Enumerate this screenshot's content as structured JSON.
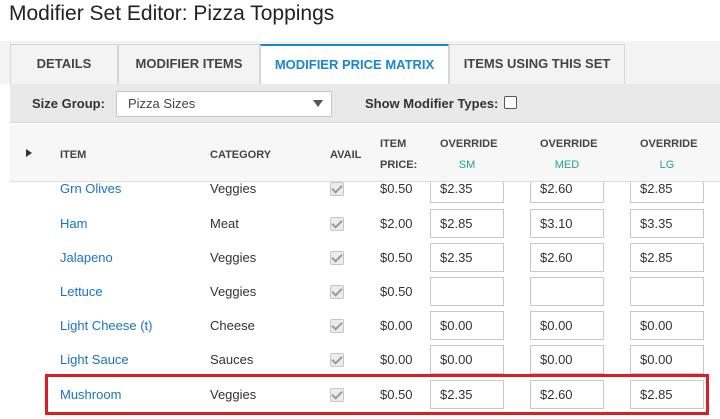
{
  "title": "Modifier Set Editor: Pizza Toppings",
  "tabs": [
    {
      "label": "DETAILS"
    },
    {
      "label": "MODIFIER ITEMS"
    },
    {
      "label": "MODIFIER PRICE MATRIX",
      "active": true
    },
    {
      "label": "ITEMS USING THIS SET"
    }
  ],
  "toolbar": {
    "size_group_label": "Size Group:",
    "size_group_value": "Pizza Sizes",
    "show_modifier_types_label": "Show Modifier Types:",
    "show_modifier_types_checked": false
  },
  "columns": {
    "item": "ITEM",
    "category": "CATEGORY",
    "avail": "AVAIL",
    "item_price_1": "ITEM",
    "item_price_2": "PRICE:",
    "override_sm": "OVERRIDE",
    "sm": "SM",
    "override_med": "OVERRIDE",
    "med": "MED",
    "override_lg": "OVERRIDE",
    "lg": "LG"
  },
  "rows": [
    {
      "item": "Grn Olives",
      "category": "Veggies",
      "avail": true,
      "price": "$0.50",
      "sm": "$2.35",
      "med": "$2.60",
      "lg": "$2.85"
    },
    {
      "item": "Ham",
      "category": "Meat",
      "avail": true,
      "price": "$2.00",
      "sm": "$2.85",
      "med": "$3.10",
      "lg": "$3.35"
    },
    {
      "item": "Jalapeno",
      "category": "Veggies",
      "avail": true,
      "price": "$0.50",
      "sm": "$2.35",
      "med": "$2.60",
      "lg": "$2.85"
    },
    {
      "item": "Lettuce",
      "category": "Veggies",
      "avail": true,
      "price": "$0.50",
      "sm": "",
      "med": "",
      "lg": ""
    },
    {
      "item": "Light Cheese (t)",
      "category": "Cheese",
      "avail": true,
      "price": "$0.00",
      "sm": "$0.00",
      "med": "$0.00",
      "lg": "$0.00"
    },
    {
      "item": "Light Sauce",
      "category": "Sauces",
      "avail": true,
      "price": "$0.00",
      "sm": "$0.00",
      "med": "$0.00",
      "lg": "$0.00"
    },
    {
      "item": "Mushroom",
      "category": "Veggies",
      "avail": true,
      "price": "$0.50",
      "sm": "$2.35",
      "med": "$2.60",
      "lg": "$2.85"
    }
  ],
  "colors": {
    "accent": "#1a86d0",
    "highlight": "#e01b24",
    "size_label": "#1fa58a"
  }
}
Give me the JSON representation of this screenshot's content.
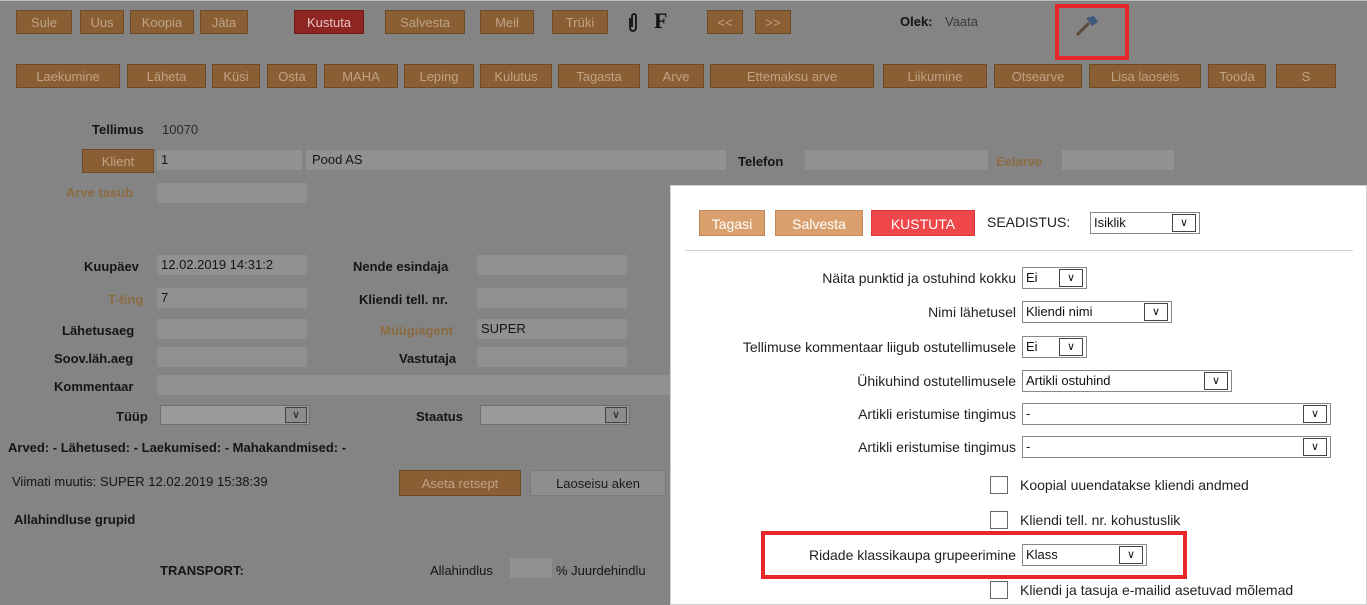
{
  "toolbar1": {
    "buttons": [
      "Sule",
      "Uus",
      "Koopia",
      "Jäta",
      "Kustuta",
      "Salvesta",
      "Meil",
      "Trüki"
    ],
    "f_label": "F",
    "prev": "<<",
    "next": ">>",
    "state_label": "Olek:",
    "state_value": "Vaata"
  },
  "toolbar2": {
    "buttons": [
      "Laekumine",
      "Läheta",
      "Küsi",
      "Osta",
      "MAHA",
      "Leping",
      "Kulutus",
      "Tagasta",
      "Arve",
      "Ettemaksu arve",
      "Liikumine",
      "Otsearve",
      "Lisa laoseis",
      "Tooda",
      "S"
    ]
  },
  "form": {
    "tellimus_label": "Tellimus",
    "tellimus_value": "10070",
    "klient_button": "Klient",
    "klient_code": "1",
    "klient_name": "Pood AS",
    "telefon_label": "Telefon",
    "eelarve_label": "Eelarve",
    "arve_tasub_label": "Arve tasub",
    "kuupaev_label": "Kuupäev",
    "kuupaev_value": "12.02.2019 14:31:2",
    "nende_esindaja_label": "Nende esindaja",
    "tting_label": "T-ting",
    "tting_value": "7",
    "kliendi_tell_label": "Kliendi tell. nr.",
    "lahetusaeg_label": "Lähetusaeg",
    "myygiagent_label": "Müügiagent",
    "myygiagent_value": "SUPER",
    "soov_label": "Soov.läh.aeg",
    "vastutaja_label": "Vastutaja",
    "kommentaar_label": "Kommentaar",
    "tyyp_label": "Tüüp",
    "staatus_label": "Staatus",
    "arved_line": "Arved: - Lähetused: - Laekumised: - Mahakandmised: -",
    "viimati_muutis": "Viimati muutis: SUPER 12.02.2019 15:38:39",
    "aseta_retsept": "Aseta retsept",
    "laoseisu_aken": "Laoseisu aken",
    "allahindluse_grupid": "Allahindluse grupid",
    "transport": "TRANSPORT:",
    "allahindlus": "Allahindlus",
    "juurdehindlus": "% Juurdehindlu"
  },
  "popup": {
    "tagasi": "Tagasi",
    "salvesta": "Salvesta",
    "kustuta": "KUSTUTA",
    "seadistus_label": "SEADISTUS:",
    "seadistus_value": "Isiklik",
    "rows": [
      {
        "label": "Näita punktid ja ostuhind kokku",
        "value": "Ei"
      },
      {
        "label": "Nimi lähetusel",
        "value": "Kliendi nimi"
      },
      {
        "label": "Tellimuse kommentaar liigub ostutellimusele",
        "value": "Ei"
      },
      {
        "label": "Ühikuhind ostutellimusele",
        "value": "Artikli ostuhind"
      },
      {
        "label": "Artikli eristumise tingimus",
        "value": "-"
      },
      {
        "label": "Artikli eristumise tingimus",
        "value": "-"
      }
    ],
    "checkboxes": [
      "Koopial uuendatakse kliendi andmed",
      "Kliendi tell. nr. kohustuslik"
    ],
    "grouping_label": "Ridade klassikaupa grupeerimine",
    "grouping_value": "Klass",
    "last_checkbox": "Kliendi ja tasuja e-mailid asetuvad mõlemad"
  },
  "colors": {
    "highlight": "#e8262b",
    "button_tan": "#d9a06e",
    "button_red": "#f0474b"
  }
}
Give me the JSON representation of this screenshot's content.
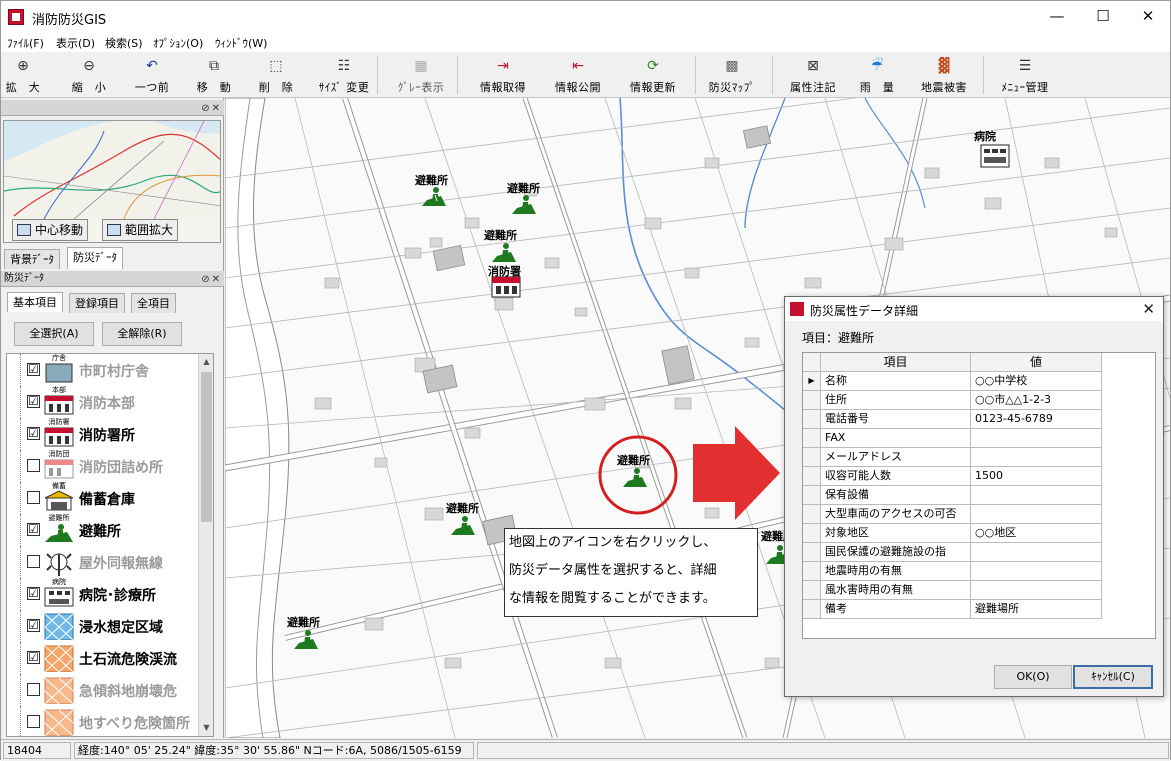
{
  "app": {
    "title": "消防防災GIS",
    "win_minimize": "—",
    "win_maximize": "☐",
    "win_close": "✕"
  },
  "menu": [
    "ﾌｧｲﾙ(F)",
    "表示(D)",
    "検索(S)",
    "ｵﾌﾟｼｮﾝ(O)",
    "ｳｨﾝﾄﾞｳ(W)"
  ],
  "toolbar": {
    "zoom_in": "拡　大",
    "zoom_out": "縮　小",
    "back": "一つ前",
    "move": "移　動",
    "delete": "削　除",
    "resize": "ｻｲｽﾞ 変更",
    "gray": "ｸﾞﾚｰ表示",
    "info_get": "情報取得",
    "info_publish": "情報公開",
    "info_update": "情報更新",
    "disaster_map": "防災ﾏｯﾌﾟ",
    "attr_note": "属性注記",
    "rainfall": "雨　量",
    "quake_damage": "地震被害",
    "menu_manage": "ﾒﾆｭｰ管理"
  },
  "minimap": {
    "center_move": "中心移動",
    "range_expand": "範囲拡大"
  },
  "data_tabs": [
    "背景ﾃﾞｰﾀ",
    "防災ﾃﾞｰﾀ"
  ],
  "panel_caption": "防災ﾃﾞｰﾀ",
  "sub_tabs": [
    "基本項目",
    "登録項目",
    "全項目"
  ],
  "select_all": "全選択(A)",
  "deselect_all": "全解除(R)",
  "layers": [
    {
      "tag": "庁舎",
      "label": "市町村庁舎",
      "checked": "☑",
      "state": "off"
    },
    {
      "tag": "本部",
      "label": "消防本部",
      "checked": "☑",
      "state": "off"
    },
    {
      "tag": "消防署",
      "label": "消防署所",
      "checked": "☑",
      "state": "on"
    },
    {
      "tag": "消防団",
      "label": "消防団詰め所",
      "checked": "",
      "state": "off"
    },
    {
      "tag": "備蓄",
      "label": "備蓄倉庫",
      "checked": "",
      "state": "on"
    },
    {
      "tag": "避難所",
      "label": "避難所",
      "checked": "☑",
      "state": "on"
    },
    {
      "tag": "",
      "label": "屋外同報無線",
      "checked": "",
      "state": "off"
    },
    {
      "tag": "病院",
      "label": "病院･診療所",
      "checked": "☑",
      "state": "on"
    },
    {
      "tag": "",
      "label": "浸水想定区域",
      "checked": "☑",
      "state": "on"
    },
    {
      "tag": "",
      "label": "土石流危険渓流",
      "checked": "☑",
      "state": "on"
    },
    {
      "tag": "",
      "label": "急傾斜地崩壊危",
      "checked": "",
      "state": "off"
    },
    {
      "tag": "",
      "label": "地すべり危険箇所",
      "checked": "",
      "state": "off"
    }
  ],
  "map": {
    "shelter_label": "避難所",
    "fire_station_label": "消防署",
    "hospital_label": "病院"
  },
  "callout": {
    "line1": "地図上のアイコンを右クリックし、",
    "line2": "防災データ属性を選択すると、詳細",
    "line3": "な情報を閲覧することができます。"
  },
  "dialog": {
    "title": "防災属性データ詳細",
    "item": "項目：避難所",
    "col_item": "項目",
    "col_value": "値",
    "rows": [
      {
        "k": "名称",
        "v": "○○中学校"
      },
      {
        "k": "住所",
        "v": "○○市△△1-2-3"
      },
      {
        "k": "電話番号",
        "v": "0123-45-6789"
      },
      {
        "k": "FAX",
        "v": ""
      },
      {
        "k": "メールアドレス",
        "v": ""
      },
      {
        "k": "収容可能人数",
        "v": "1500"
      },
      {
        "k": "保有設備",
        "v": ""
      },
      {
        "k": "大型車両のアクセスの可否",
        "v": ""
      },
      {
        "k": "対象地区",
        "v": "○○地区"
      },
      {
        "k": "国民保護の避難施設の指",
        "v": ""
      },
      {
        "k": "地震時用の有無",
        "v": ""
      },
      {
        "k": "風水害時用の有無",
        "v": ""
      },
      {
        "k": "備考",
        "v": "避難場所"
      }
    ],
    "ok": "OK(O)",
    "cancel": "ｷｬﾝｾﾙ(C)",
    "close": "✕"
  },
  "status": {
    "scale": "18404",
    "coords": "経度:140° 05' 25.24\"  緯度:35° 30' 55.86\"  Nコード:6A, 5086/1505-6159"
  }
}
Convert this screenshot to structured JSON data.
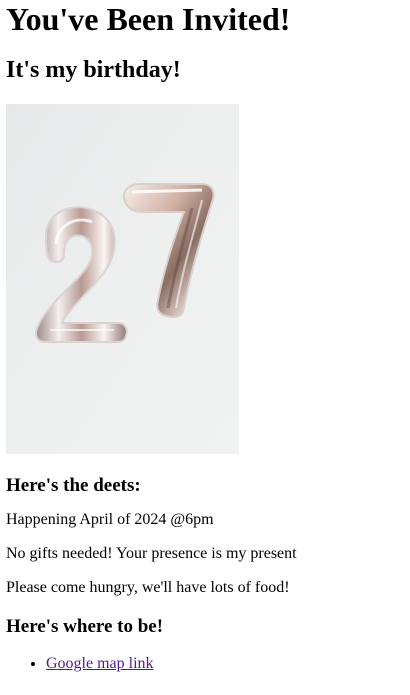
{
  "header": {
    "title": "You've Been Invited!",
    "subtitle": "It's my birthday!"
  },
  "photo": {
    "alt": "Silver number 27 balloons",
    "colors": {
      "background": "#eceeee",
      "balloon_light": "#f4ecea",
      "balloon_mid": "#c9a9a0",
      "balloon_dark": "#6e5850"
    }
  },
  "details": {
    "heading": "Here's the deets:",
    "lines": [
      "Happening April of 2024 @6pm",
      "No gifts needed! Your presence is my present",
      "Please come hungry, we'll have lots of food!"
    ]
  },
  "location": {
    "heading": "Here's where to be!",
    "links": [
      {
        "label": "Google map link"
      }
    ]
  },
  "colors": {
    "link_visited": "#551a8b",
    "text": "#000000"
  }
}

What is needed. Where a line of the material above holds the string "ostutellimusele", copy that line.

Response below.
        "label": "Tellimuse kommentaar liigub ostutellimusele",
        "label": "Ühikuhind ostutellimusele",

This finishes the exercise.